UP’s Mr. Go said taxation bills typically face rough sailing in Congress since these impose “additional financial burden” on citizens.

Maria Ela L. Atienza, who also teaches political science at UP, said economic bills that involve imposing new taxes are usually touted as “beneficial” to gain popular support.

“Economic bills affect taxpayers. So, any measure should be packaged to be seen as beneficial. Economic hardships and issues of graft and corruption affect the fate of these bills,” she said in a Viber message.

Mr. Marcos’ priority bills also include the last two remaining tax reform packages of the Duterte administration — the Real Property Valuation and Assessment Reform Act and Passive Income and Financial Intermediary Taxation Act.

The tax reform packages were approved by the House of Representatives during the 18th Congress, but failed to hurdle the Senate.

Meanwhile, the government’s limited fiscal space, the ongoing pandemic, rising inflation, high unemployment and a possible economic slowdown may force Mr. Marcos to tweak his economic legislative agenda.

“The economic circumstances in the world have become much more challenging than in 2016,” UP’s Mr. Reside said, referring to the challenges faced by Rodrigo R. Duterte when he assumed the presidency.

“In the case of President Marcos, there are more interests to be considered and less money to go around, thus making it more difficult for his economic bills to be passed,” said Ateneo’s Mr. Lanzona.

He said the proposed National Land Use Act, Government Financial Institutions Unified Initiatives to Distressed Enterprises for Economic Recovery (GUIDE) Act and amendments to the BOT law would likely face rough sailing in Congress since “some members of the coalition have interests in real estate, finance, and construction that can be in conflict with these laws.”

Mr. Lanzona said there may also be a lack of support among lawmakers for the proposal to amend the EPIRA law.

Terry L. Ridon, a former lawmaker, expressed doubt that priority bills “impacting entrenched business interests” would be approved by Congress.

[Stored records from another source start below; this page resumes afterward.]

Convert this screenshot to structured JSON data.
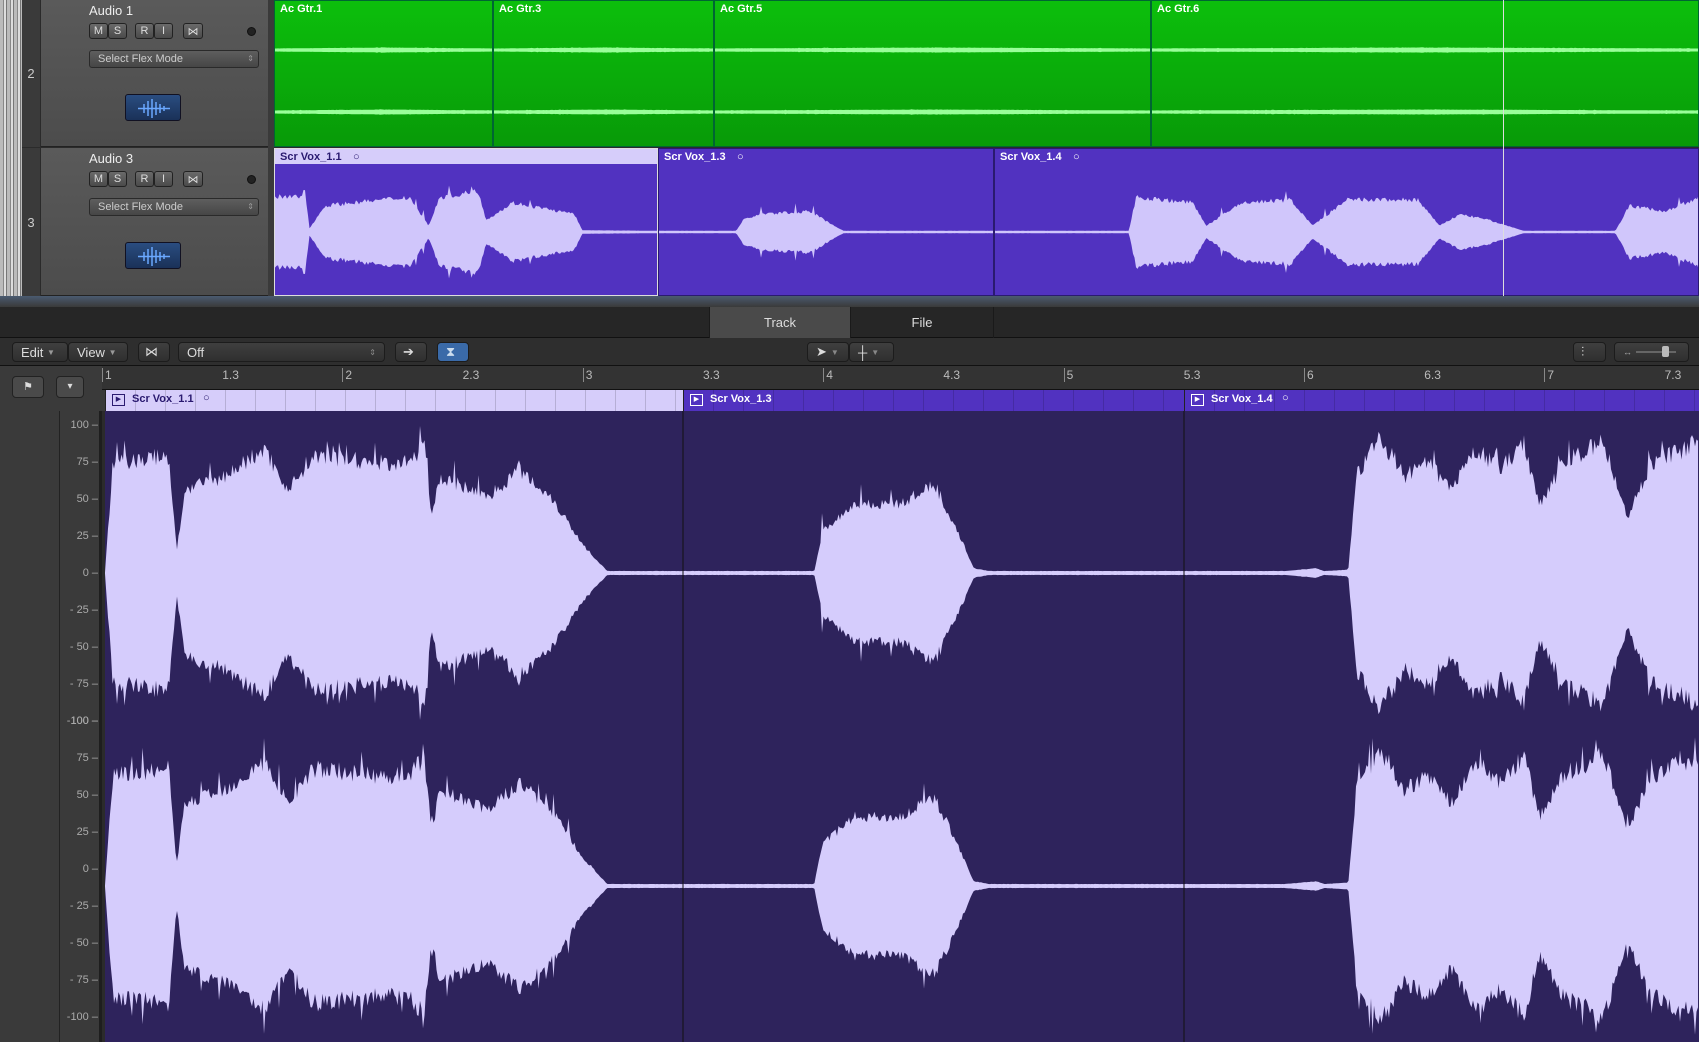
{
  "tracks": [
    {
      "number": "2",
      "name": "Audio 1",
      "buttons": [
        "M",
        "S",
        "R",
        "I"
      ],
      "flex_mode": "Select Flex Mode",
      "regions": [
        {
          "name": "Ac Gtr.1"
        },
        {
          "name": "Ac Gtr.3"
        },
        {
          "name": "Ac Gtr.5"
        },
        {
          "name": "Ac Gtr.6"
        }
      ],
      "color": "#0bb50b"
    },
    {
      "number": "3",
      "name": "Audio 3",
      "buttons": [
        "M",
        "S",
        "R",
        "I"
      ],
      "flex_mode": "Select Flex Mode",
      "regions": [
        {
          "name": "Scr Vox_1.1",
          "selected": true
        },
        {
          "name": "Scr Vox_1.3"
        },
        {
          "name": "Scr Vox_1.4"
        }
      ],
      "color": "#5132c0"
    }
  ],
  "tabs": [
    "Track",
    "File"
  ],
  "toolbar": {
    "edit": "Edit",
    "view": "View",
    "flex_value": "Off"
  },
  "ruler": [
    "1",
    "1.3",
    "2",
    "2.3",
    "3",
    "3.3",
    "4",
    "4.3",
    "5",
    "5.3",
    "6",
    "6.3",
    "7",
    "7.3"
  ],
  "editor_regions": [
    {
      "name": "Scr Vox_1.1"
    },
    {
      "name": "Scr Vox_1.3"
    },
    {
      "name": "Scr Vox_1.4"
    }
  ],
  "amplitude_scale": [
    "100",
    "75",
    "50",
    "25",
    "0",
    "- 25",
    "- 50",
    "- 75",
    "-100"
  ]
}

“It comes as no surprise why until today, the land use bill has never been enacted into law, as business interests with close political ties have always rejected limiting how land areas should be utilized,” he said via Messenger. “The same is true for EPIRA amendments, as energy companies with political allies in Congress will certainly make sure to further limit government’s regulatory powers.”

Mr. Marcos is also pushing for amendments to the EPIRA, which led to the privatization of the country’s energy industry.

Mr. Go, meanwhile, hopes that Malacañang will have better coordination with Congress through the Legislative-Executive Development Advisory Council to avoid presidential vetoes.

“More vetoed bills mean wasted legislative time,” he said.